Try it
If a line in the entries contains the word "offset", list it.

[Extracted data entries]
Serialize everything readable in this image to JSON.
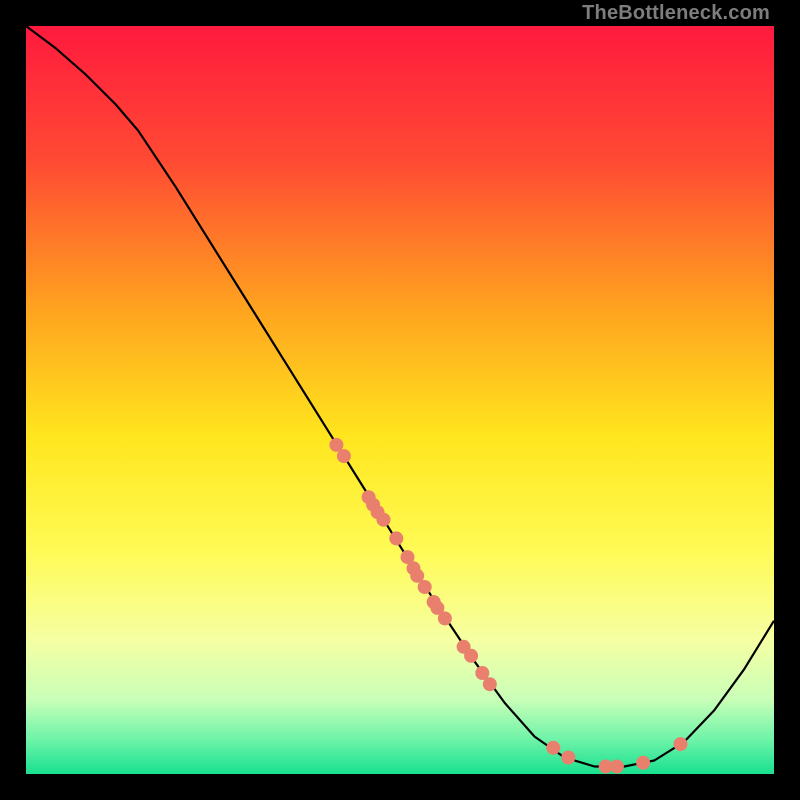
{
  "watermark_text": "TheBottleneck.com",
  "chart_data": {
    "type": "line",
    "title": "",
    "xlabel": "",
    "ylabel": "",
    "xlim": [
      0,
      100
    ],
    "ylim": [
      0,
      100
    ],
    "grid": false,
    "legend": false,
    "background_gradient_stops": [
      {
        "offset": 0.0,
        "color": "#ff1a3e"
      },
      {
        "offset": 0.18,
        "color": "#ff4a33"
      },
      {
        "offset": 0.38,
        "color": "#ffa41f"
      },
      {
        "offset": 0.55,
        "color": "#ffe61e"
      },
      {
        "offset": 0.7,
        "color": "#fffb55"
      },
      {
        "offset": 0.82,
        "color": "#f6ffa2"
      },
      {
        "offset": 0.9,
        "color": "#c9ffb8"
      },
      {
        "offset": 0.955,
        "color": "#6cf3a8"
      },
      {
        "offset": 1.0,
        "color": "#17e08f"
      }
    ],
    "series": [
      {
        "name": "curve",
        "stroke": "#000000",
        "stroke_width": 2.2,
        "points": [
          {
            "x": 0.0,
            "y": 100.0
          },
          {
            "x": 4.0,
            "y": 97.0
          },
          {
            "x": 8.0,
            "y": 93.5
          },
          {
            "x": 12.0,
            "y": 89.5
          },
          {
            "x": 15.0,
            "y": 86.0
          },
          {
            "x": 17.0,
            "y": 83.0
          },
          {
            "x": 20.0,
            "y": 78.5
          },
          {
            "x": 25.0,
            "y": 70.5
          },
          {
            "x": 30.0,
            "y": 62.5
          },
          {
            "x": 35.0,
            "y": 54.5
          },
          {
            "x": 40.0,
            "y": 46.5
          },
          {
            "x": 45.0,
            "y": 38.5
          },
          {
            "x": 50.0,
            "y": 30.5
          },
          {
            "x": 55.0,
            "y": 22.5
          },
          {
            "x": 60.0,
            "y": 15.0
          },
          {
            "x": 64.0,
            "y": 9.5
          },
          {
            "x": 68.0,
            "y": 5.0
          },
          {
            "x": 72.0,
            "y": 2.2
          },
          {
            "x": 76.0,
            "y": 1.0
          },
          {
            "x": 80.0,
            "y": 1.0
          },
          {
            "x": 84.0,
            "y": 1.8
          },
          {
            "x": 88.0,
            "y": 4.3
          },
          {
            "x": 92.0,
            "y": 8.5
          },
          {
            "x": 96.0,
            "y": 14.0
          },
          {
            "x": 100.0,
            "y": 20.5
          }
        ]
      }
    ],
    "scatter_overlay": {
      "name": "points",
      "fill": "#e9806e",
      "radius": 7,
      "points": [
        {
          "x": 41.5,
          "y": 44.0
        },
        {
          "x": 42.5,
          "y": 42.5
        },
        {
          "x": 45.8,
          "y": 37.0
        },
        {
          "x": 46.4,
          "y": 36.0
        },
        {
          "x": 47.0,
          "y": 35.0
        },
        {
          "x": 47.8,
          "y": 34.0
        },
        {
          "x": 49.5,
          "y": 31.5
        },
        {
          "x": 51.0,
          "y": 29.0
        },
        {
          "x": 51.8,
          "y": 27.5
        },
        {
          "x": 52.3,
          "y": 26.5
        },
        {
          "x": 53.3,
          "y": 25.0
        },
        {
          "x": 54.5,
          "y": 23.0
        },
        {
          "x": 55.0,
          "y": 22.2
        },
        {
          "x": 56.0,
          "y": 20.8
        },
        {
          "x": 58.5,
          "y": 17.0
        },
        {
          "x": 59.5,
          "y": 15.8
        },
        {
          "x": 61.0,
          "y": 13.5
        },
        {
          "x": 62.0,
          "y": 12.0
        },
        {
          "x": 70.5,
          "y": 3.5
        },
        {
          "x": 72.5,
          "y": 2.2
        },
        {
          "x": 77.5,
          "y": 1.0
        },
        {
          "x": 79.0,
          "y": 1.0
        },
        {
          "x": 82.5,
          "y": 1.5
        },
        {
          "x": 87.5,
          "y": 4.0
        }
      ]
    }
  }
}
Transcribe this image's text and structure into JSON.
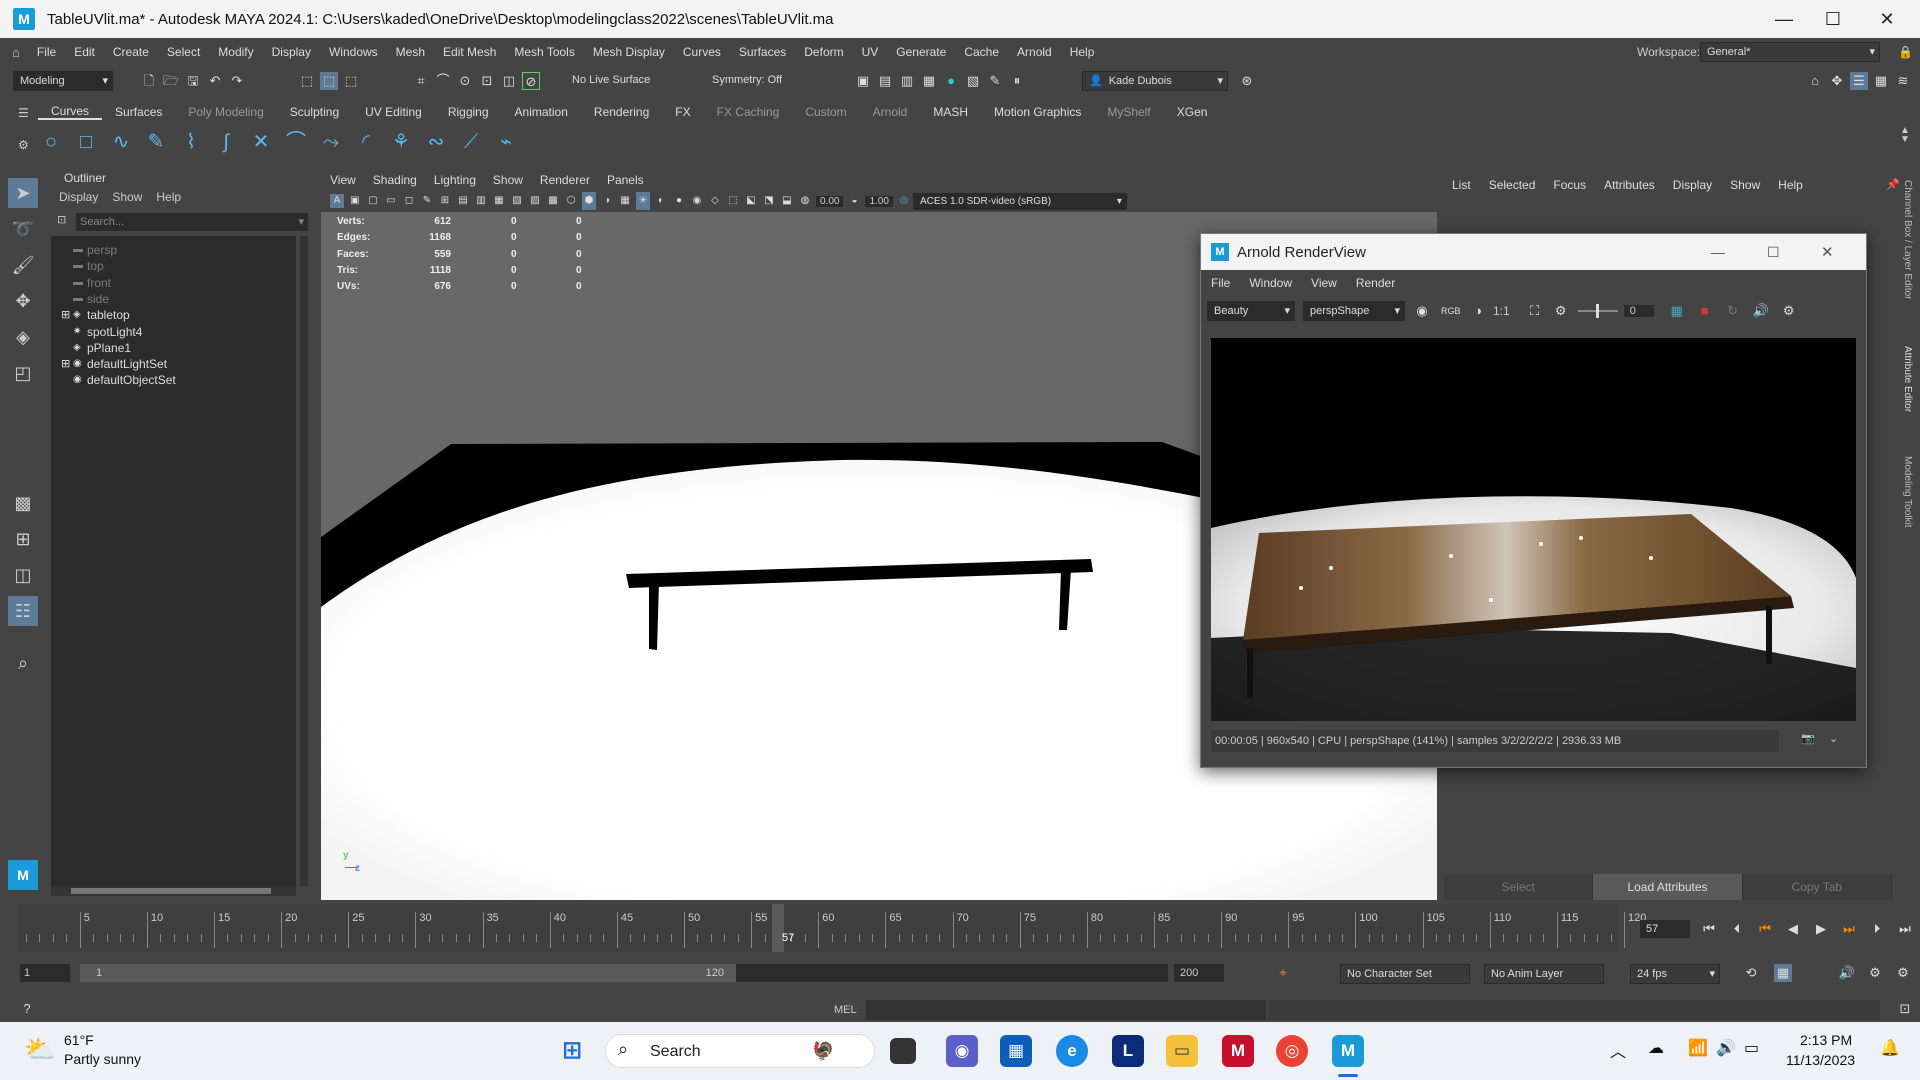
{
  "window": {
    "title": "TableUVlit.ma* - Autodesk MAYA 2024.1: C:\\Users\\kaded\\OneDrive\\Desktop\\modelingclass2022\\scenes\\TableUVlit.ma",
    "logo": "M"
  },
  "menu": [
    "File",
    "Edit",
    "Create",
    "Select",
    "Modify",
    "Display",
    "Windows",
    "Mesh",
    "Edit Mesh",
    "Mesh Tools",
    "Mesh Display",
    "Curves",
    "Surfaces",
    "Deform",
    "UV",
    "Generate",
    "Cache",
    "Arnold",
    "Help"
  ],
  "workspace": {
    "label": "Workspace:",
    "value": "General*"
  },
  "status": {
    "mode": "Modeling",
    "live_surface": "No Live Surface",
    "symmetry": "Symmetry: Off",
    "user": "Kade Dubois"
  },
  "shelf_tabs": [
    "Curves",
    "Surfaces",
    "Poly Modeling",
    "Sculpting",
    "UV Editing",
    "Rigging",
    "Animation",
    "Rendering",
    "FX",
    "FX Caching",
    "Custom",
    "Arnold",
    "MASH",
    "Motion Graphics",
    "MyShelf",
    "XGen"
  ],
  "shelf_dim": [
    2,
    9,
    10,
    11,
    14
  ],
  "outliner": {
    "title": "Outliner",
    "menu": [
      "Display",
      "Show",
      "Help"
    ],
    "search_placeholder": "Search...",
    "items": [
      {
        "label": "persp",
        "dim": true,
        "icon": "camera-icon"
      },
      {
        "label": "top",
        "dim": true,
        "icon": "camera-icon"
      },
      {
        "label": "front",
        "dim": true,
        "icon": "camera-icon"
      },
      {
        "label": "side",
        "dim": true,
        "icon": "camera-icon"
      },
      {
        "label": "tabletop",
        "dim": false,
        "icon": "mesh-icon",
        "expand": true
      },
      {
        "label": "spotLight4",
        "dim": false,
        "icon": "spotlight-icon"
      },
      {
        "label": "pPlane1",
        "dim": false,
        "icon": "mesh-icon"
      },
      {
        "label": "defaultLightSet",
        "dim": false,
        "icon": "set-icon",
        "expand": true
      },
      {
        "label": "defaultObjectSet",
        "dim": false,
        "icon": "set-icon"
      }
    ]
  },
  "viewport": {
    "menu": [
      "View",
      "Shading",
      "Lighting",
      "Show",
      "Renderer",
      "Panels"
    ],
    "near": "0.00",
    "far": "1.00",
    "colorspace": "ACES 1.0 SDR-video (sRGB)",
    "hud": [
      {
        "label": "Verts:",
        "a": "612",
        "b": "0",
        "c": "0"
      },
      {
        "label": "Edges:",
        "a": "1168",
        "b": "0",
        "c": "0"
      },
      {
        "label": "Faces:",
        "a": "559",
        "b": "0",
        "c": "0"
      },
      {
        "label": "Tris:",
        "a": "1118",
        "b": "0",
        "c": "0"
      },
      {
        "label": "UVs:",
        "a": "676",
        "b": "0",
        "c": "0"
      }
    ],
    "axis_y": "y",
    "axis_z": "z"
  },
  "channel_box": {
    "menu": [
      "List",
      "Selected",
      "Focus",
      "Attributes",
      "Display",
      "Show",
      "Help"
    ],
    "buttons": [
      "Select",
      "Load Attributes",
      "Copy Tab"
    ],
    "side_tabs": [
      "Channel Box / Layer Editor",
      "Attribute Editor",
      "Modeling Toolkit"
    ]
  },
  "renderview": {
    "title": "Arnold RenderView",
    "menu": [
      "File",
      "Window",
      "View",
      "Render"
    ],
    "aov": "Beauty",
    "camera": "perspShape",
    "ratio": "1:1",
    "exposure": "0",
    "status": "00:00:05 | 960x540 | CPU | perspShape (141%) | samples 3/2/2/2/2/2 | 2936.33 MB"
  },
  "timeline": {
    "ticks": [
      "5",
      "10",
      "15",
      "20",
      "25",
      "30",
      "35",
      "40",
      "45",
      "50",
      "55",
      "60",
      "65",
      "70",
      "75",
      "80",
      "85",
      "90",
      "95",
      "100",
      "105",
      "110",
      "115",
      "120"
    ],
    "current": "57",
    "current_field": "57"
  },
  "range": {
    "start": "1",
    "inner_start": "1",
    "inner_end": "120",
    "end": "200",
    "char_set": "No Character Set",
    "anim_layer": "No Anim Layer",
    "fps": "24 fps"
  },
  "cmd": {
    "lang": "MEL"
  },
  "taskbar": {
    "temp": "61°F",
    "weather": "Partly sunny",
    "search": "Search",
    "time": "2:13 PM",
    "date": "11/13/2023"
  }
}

Completed task
        "offset": 0.0,
        "offset": 0.18,
        "offset": 0.38,
        "offset": 0.55,
        "offset": 0.7,
        "offset": 0.82,
        "offset": 0.9,
        "offset": 0.955,
        "offset": 1.0,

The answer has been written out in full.